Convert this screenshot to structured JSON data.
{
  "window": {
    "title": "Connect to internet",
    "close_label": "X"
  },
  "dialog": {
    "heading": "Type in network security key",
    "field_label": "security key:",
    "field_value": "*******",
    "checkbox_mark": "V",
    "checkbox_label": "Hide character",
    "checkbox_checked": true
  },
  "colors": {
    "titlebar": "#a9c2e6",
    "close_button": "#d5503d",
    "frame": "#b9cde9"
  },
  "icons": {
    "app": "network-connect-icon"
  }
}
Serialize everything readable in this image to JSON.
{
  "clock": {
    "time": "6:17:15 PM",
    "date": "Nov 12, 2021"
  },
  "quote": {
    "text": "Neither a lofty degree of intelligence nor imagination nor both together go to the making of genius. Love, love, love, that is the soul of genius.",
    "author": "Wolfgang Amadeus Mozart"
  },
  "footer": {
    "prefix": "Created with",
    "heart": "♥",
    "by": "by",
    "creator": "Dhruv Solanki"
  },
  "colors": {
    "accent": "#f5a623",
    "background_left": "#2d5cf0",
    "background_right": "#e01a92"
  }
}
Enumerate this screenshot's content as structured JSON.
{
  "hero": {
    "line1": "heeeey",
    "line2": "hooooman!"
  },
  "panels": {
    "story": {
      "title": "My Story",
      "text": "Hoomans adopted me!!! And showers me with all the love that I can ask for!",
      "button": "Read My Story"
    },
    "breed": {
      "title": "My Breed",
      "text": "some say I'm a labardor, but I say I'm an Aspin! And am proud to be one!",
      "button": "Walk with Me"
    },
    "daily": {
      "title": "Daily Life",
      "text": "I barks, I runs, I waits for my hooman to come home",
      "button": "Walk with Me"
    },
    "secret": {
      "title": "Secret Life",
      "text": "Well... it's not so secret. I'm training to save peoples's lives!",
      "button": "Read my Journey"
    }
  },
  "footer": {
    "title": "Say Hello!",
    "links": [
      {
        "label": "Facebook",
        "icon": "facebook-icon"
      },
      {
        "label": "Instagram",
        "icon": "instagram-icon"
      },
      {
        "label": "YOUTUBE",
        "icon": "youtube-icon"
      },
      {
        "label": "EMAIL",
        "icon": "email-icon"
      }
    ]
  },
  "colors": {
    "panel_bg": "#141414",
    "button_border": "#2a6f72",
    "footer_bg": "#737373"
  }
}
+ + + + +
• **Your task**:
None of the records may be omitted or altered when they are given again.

• **Your solution**:
Convert this screenshot to structured JSON data.
{
  "window": {
    "title": "Connect to internet",
    "close_label": "X"
  },
  "dialog": {
    "heading": "Type in network security key",
    "field_label": "security key:",
    "field_value": "*******",
    "checkbox_mark": "V",
    "checkbox_label": "Hide character",
    "checkbox_checked": true
  },
  "colors": {
    "titlebar": "#a9c2e6",
    "close_button": "#d5503d",
    "frame": "#b9cde9"
  },
  "icons": {
    "app": "network-connect-icon"
  }
}
Serialize everything readable in this image to JSON.
{
  "clock": {
    "time": "6:17:15 PM",
    "date": "Nov 12, 2021"
  },
  "quote": {
    "text": "Neither a lofty degree of intelligence nor imagination nor both together go to the making of genius. Love, love, love, that is the soul of genius.",
    "author": "Wolfgang Amadeus Mozart"
  },
  "footer": {
    "prefix": "Created with",
    "heart": "♥",
    "by": "by",
    "creator": "Dhruv Solanki"
  },
  "colors": {
    "accent": "#f5a623",
    "background_left": "#2d5cf0",
    "background_right": "#e01a92"
  }
}
Enumerate this screenshot's content as structured JSON.
{
  "hero": {
    "line1": "heeeey",
    "line2": "hooooman!"
  },
  "panels": {
    "story": {
      "title": "My Story",
      "text": "Hoomans adopted me!!! And showers me with all the love that I can ask for!",
      "button": "Read My Story"
    },
    "breed": {
      "title": "My Breed",
      "text": "some say I'm a labardor, but I say I'm an Aspin! And am proud to be one!",
      "button": "Walk with Me"
    },
    "daily": {
      "title": "Daily Life",
      "text": "I barks, I runs, I waits for my hooman to come home",
      "button": "Walk with Me"
    },
    "secret": {
      "title": "Secret Life",
      "text": "Well... it's not so secret. I'm training to save peoples's lives!",
      "button": "Read my Journey"
    }
  },
  "footer": {
    "title": "Say Hello!",
    "links": [
      {
        "label": "Facebook",
        "icon": "facebook-icon"
      },
      {
        "label": "Instagram",
        "icon": "instagram-icon"
      },
      {
        "label": "YOUTUBE",
        "icon": "youtube-icon"
      },
      {
        "label": "EMAIL",
        "icon": "email-icon"
      }
    ]
  },
  "colors": {
    "panel_bg": "#141414",
    "button_border": "#2a6f72",
    "footer_bg": "#737373"
  }
}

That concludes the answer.